I’ve seen people make lofty references to the activities of Isaac Newton and William Shakespeare and Mary Shelley as this plague has descended upon us. As our world swiftly deteriorated and I had to make management decisions, my mind drifted toward a less lofty figure instead: Captain Kirk, and the Kobayashi Maru test. In the classic, cheesy Star Trek II: The Wrath of Khan, there is a Starfleet Academy exercise in which every possible outcome is horrible; the objective is to see if you can gracefully manage the decline into tragedy.

That is what this time has felt like. There have been no perfect solutions these past few weeks, or even choices without serious real-world impacts. Balancing staff safety, community services, student needs…these were often at odds, with no way to square the circle.

Captain Kirk, of course, was the only one ever to beat the Kobayashi Maru test, by stepping outside of the simulation and reprogramming the computer. If only. But even if we could step outside of our current, terrible non-simulation, that’s not how leadership works, as far as I’ve come to understand it.

We cannot go rogue in these situations, operating and thinking alone. While advocating strongly for what I thought was the right course of action, constant interaction with, and feedback from, my staff, my leadership team at the library, and others across the university, and the transparent sharing of ideas and practices on several email threads with other library deans, has been incredibly helpful. In real life, Kobayashi Maru situations have no exit. Only through thoughtful collaboration can we hope to find the best of the many bad options.

Our library is now closed, as it should be. Or, I should say, the physical building is closed. We made what I believe was the correct decision to taper off our in-person services last week. My staff moved online to help students, faculty, and the public virtually, and that seems to be going very well, although we know that some community members relied on the library building for other reasons. Many library resources are, of course, already online. The library persists, out there in the ether. It will stay that way for a while.

This is my second experience of a library and a tragedy.

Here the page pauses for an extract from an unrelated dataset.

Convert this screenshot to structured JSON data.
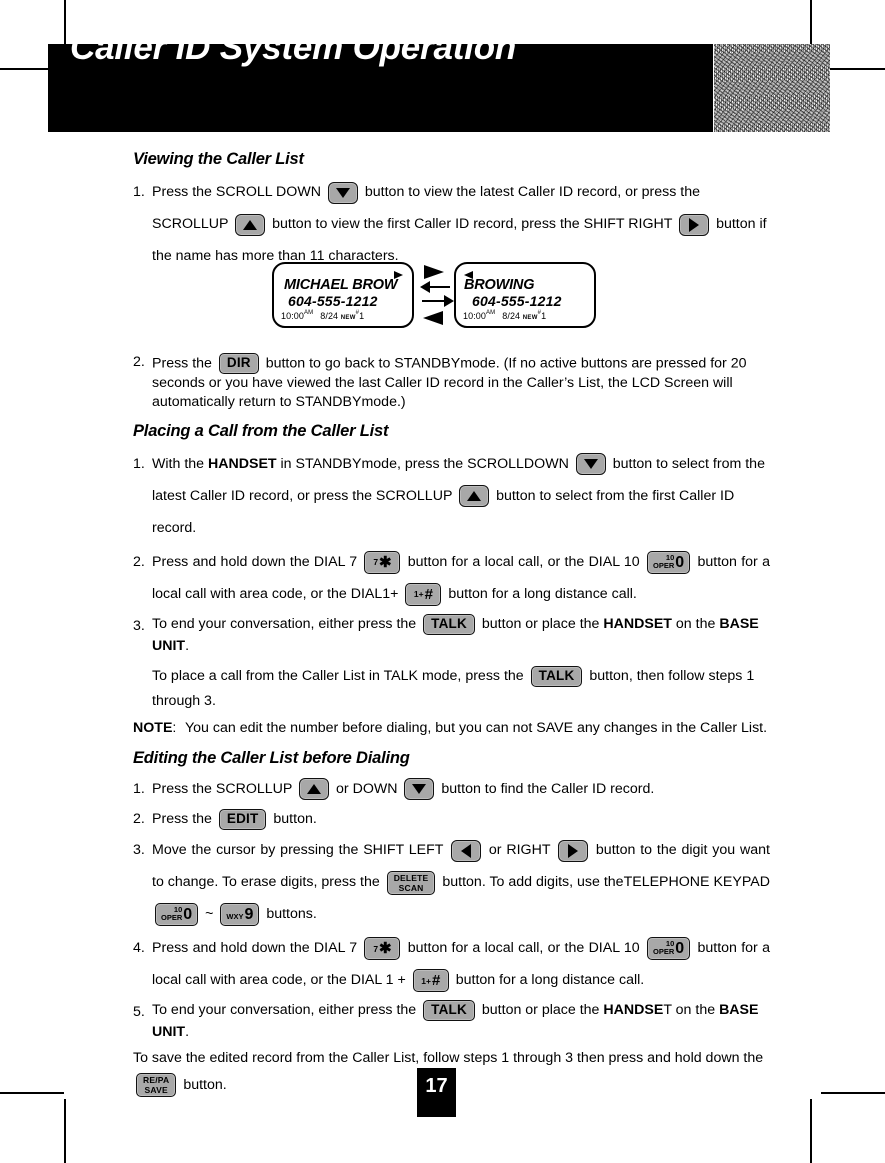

A few days before the launch of the Digital Public Library of America, in April 2013, bombs went off near the finish line of the Boston Marathon—right in front of the Boston Public Library (where DPLA’s office would be set up)—and the city went into lock-down. It feels eerily similar to today. Back then, I had to scramble to figure out what to do, which became clear after speaking with colleagues and friends: we would have to postpone the launch festivities. Then I drafted these words and posted them to the DPLA website:

I see the building of a new library as one of the greatest examples of what humans can do together to extend the light against the darkness. In due time, we will let that light shine through.

I believe this to be true, for libraries old and new, physical and digital. I look forward to reopening our library building in due time, and to building a library, virtually, in the meantime.

Polaroid by Andrey Tarkovsky, c. 1979-84 (via Alan Jacobs’s newsletter)

Caspar David Friedrich, Man and Woman Contemplating the Moon, c. 1824

Remember: there are many ways of seeing the very same night. Stay safe out there in these dark times, friends.